Neftali Triste, to be perfectly honest.

MLB: Boston Red Sox at Milwaukee Brewers Benny Sieu-USA TODAY Sports

A disappointing end cast a pall over an otherwise fun and encouraging series, as the Brewers have to settle for a mere series win rather than a sweep during a rare visit from the Boston Red Sox.

The dull roar over the state of the back of the Brewers bullpen will surely grow to an thunderous clamor in the wake of yet another game lost to the inept efforts of (soon to be former?) closer Neftali Feliz.

But first, with a duly deferent nod to my friend Kate, the managing editor of Lookout Landing where they invented this very good style of instant reaction, the chart:


I do not much like this chart.

Imitation is the sincerest form of flattery: Jimmy Nelson (+.260 WPA)

Copyright infringement: Neftali Feliz (-.460 WPA)

Through five innings, this was an exceedingly boring game if you’re a Brewers fan, or a fan of offense in general. Milwaukee managed only one baserunner on Keon Broxton’s first inning double, and he immediately erased himself on an ill-fated steal attempt at third.
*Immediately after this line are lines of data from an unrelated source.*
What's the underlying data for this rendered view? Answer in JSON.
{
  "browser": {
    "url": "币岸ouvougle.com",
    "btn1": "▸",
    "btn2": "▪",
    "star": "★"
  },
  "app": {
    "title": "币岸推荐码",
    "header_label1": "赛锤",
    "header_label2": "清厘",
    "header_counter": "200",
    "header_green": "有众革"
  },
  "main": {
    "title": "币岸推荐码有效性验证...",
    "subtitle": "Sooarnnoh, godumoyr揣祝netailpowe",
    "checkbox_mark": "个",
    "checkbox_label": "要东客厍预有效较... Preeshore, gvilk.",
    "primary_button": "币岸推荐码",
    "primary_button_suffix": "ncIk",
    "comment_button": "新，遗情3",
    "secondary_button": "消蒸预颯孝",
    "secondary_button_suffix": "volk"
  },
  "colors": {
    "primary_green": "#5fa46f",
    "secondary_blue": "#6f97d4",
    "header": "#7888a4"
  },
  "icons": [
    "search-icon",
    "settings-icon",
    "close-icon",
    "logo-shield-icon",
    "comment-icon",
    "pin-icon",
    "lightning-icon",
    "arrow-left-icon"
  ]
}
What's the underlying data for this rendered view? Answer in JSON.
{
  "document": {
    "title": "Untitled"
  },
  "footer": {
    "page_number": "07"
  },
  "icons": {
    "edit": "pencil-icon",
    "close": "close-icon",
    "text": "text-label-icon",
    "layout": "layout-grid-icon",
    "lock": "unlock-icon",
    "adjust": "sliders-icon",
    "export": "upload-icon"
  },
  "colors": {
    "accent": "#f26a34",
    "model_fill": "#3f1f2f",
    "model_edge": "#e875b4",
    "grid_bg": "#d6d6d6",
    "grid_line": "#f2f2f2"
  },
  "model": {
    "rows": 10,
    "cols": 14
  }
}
The Red Sox were similarly stymied through much of the early going Thursday, though they were able to capitalize on their first inning double when a Jesus Aguilar error allowed Xander Bogaerts to reach and Mookie Betts to score. The visitors also mounted a challenge in the second inning, though Nelson was able to extract himself from a bases-loaded jam by inducing a ground out from Dustin Pedroia.

The breakthrough for Milwaukee came in the sixth, when Jonathan Villar broke his 87-year hitless streak with a two-out double that scored Manny Pina to draw the Brewers even with Boston at one. The Brewers failed to mount any significant threat after that, with a double from, well, me apparently giving Milwaukee their last runner in scoring position.

The eighth and ninth innings gave us a vivid picture of what is, and what could be. Knebel, after finishing off the seventh for Nelson, came back on for the eighth and found himself in trouble to the tune of runners on second and third with no one out, then the bases loaded with one out. He induced an infield fly from Andrew Benintendi and back-to-back strikeouts sandwiched around a Mitch Moreland walk to miraculously escape unscathed from a situation in which a team would ordinarily be expected to score about two runs (1.94 RE24).

Feliz, on the other hand, was unable to record an out, allowing the first two hitters to reach on a walk and an error that was at least partly his own fault. Instead of wriggling free of danger, he served up a meatball to Mookie Betts, who promptly delivered it to the left field bleachers to put the game squarely in You’re-Gonna-Lose-ville. A Pedroia single and TOOTBLAN later, Feliz was finished for the day.

Feliz’s ERA now sits at 6.19 with five home runs allowed and just 13 strikeouts to oppose his nine free passes. He has thrice entered a tied ballgame in the ninth only to surrender the winning run(s) on homers, in addition to a blown save in Chicago. Knebel, meanwhile, has been one of the best relievers in baseball, with a 41.3% strikeout rate (3rd in the National League) and a 1.00 ERA (10th).

The bottom of a ninth was a mere formality with Craig Kimbrel, who has been unhittable this season, staked to a three-run lead. He pitched an immaculate ninth, striking out the side on nine pitches, to secure the win.

On Deck: The homestanding Brewers will look to (continue their winning ways/get back on the winning track) tomorrow in a pitching matchup between a couple of Matts who have earned the ire of their fan bases. Harvey, who is embroiled in scandal after being suspended for failing to show up to work earlier this week, goes for visiting New York Metropolitans (16-17). The erstwhile phenom’s on-field performance has been about as terrific as his exploits off it; he owns a 5.14 ERA with an uncomely 4.7% K-BB ratio. Garza will take the hill for Milwaukee, and he’s off to the best start of his Brewers career with a 2.55 ERA and a 20.8% strikeout rate.

Statistics courtesy of Fangraphs